What Do You Need to Know About Women’s Services Under New Health Care Reform?
August 1 marks the day when a key provision of President Obama's health care reform law goes into effect: private insurance companies now must provide contraception and many women's preventive services for free.
But because insurance in general can be complicated, there are some things you'll need to know.
The law requires new insurance plans to fully cover women's preventive care, including free birth control, yearly wellness visits, breastfeeding counseling and equipment, and screening for gestational diabetes, domestic abuse, HPV, sexually transmitted infections and HIV.
That said, the new requirement doesn't apply to health plans in effect before March of 2010 -- and that includes most employer-sponsored plans (the majority of which already cover contraception). But starting now, new health plans must offer the expanded wellness coverage without a co-pay.
If you have insurance, check its annual start date. If, for example, your plan started on July 1 of this year, you may be responsible for co-pays until your new plan begins on July 1 of next year, although some insurance companies have said they will implement the law early. And of course religious institutions that offer health insurance to employees may choose not to offer free birth control.

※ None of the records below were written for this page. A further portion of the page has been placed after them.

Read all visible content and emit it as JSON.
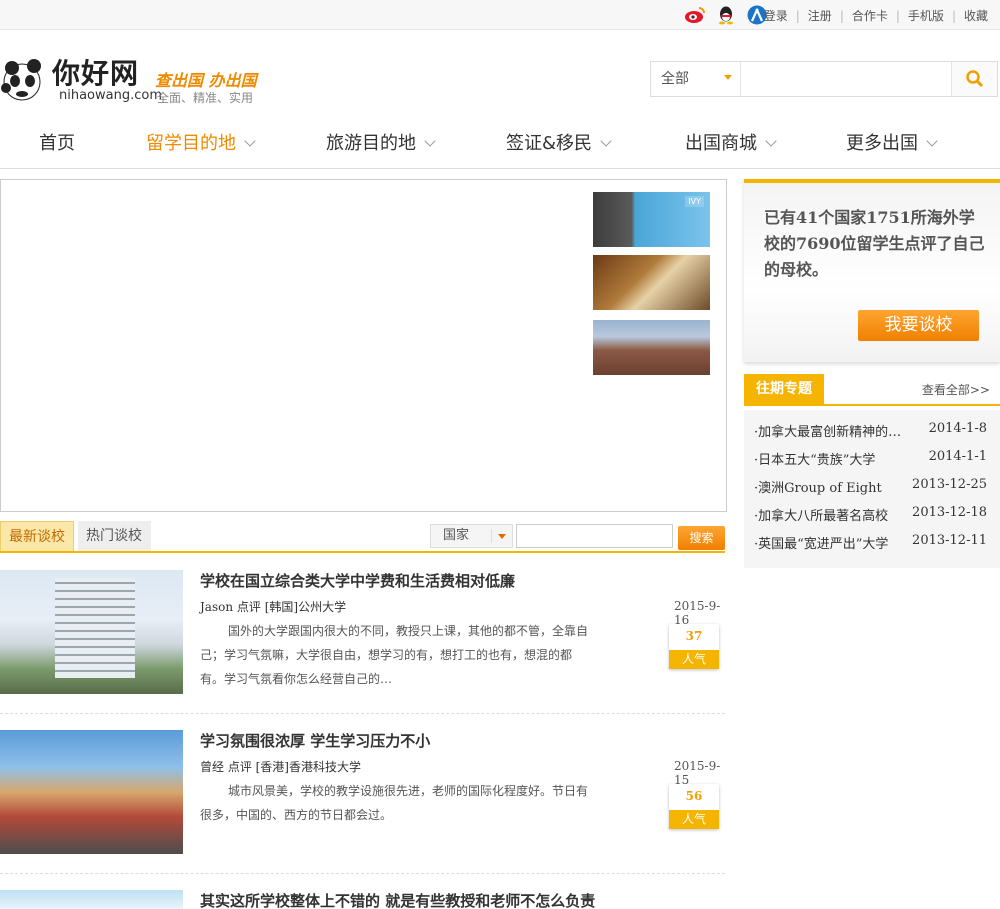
{
  "topbar": {
    "social": [
      "weibo-icon",
      "qq-icon",
      "renren-icon"
    ],
    "links": [
      "登录",
      "注册",
      "合作卡",
      "手机版",
      "收藏"
    ]
  },
  "header": {
    "logo_name": "你好网",
    "logo_slogan": "查出国 办出国",
    "logo_domain": "nihaowang.com",
    "logo_tagline": "全面、精准、实用",
    "search": {
      "scope": "全部",
      "placeholder": ""
    }
  },
  "nav": {
    "items": [
      {
        "label": "首页",
        "active": false
      },
      {
        "label": "留学目的地",
        "active": true
      },
      {
        "label": "旅游目的地",
        "active": false
      },
      {
        "label": "签证&移民",
        "active": false
      },
      {
        "label": "出国商城",
        "active": false
      },
      {
        "label": "更多出国",
        "active": false
      }
    ]
  },
  "promo": {
    "text": "已有41个国家1751所海外学校的7690位留学生点评了自己的母校。",
    "button": "我要谈校"
  },
  "topics": {
    "heading": "往期专题",
    "more": "查看全部>>",
    "items": [
      {
        "title": "·加拿大最富创新精神的大学",
        "date": "2014-1-8"
      },
      {
        "title": "·日本五大“贵族”大学",
        "date": "2014-1-1"
      },
      {
        "title": "·澳洲Group of Eight",
        "date": "2013-12-25"
      },
      {
        "title": "·加拿大八所最著名高校",
        "date": "2013-12-18"
      },
      {
        "title": "·英国最“宽进严出”大学",
        "date": "2013-12-11"
      }
    ]
  },
  "tabs": {
    "latest": "最新谈校",
    "hot": "热门谈校",
    "country_select": "国家",
    "search_button": "搜索"
  },
  "reviews": [
    {
      "title": "学校在国立综合类大学中学费和生活费相对低廉",
      "meta": "Jason 点评  [韩国]公州大学",
      "date": "2015-9-16",
      "body": "国外的大学跟国内很大的不同，教授只上课，其他的都不管，全靠自己；学习气氛嘛，大学很自由，想学习的有，想打工的也有，想混的都有。学习气氛看你怎么经营自己的…",
      "popularity": "37",
      "pop_label": "人气"
    },
    {
      "title": "学习氛围很浓厚  学生学习压力不小",
      "meta": "曾经  点评  [香港]香港科技大学",
      "date": "2015-9-15",
      "body": "城市风景美，学校的教学设施很先进，老师的国际化程度好。节日有很多，中国的、西方的节日都会过。",
      "popularity": "56",
      "pop_label": "人气"
    },
    {
      "title": "其实这所学校整体上不错的 就是有些教授和老师不怎么负责"
    }
  ],
  "colors": {
    "accent": "#f5b400",
    "active_nav": "#f08a00"
  }
}
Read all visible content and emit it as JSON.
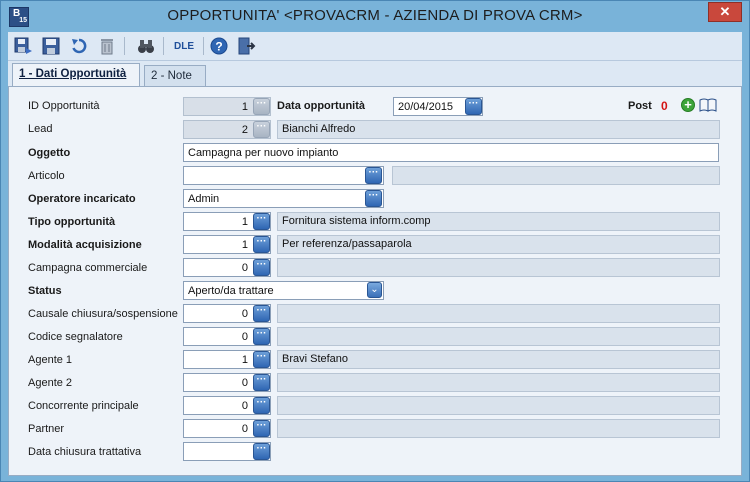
{
  "window": {
    "title": "OPPORTUNITA' <PROVACRM - AZIENDA DI PROVA CRM>",
    "icon_letter": "B",
    "icon_number": "15",
    "close_glyph": "✕"
  },
  "toolbar": {
    "icons": [
      "save-and-close-icon",
      "save-icon",
      "undo-icon",
      "delete-icon",
      "search-binoculars-icon",
      "dle-icon",
      "help-icon",
      "exit-icon"
    ],
    "dle_label": "DLE"
  },
  "tabs": [
    {
      "label": "1 - Dati Opportunità",
      "active": true
    },
    {
      "label": "2 - Note",
      "active": false
    }
  ],
  "form": {
    "id_opportunita": {
      "label": "ID Opportunità",
      "value": "1"
    },
    "data_opportunita": {
      "label": "Data opportunità",
      "value": "20/04/2015"
    },
    "post": {
      "label": "Post",
      "count": "0"
    },
    "lead": {
      "label": "Lead",
      "value": "2",
      "description": "Bianchi Alfredo"
    },
    "oggetto": {
      "label": "Oggetto",
      "value": "Campagna per nuovo impianto"
    },
    "articolo": {
      "label": "Articolo",
      "value": "",
      "description": ""
    },
    "operatore": {
      "label": "Operatore incaricato",
      "value": "Admin"
    },
    "tipo_opportunita": {
      "label": "Tipo opportunità",
      "value": "1",
      "description": "Fornitura sistema inform.comp"
    },
    "modalita_acquisizione": {
      "label": "Modalità acquisizione",
      "value": "1",
      "description": "Per referenza/passaparola"
    },
    "campagna": {
      "label": "Campagna commerciale",
      "value": "0",
      "description": ""
    },
    "status": {
      "label": "Status",
      "value": "Aperto/da trattare"
    },
    "causale": {
      "label": "Causale chiusura/sospensione",
      "value": "0",
      "description": ""
    },
    "segnalatore": {
      "label": "Codice segnalatore",
      "value": "0",
      "description": ""
    },
    "agente1": {
      "label": "Agente 1",
      "value": "1",
      "description": "Bravi Stefano"
    },
    "agente2": {
      "label": "Agente 2",
      "value": "0",
      "description": ""
    },
    "concorrente": {
      "label": "Concorrente principale",
      "value": "0",
      "description": ""
    },
    "partner": {
      "label": "Partner",
      "value": "0",
      "description": ""
    },
    "data_chiusura": {
      "label": "Data chiusura trattativa",
      "value": ""
    }
  },
  "glyphs": {
    "dots": "···",
    "chevron": "⌄",
    "plus": "+"
  },
  "colors": {
    "titlebar": "#79b3d9",
    "close": "#c9483c",
    "post_count": "#d41414",
    "lookup_button": "#3f74bd"
  }
}
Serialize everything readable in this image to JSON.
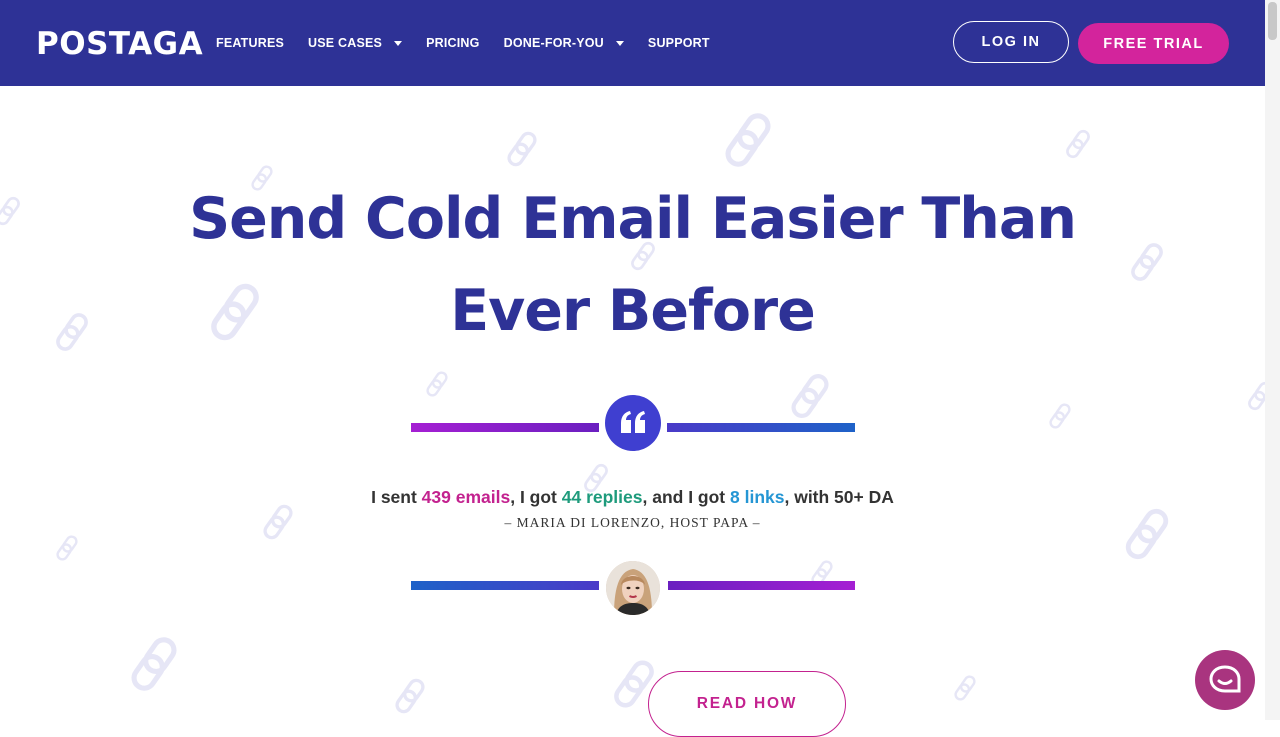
{
  "header": {
    "logo": "POSTAGA",
    "nav": [
      {
        "label": "FEATURES",
        "dropdown": false
      },
      {
        "label": "USE CASES",
        "dropdown": true
      },
      {
        "label": "PRICING",
        "dropdown": false
      },
      {
        "label": "DONE-FOR-YOU",
        "dropdown": true
      },
      {
        "label": "SUPPORT",
        "dropdown": false
      }
    ],
    "login_label": "LOG IN",
    "trial_label": "FREE TRIAL"
  },
  "hero": {
    "headline": "Send Cold Email Easier Than Ever Before"
  },
  "testimonial": {
    "part1": "I sent ",
    "emails": "439 emails",
    "part2": ", I got ",
    "replies": "44 replies",
    "part3": ", and I got ",
    "links": "8 links",
    "part4": ", with 50+ DA",
    "author": "– MARIA DI LORENZO, HOST PAPA –",
    "quote_icon": "quote-icon"
  },
  "cta": {
    "read_label": "READ HOW"
  },
  "chat": {
    "icon": "chat-bubble-icon"
  },
  "colors": {
    "header_bg": "#2e3296",
    "accent_pink": "#d3249c",
    "headline": "#2e3296",
    "quote_circle": "#3f3fd0",
    "highlight_green": "#1e9b7c",
    "highlight_blue": "#2596d4"
  }
}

There are other stipulations, rules and exemptions (Jezebel did a nice job of breaking them down), but overall, the Obama administration estimates that 47 million women will now be able to get preventive services that they couldn't before the new law went into effect.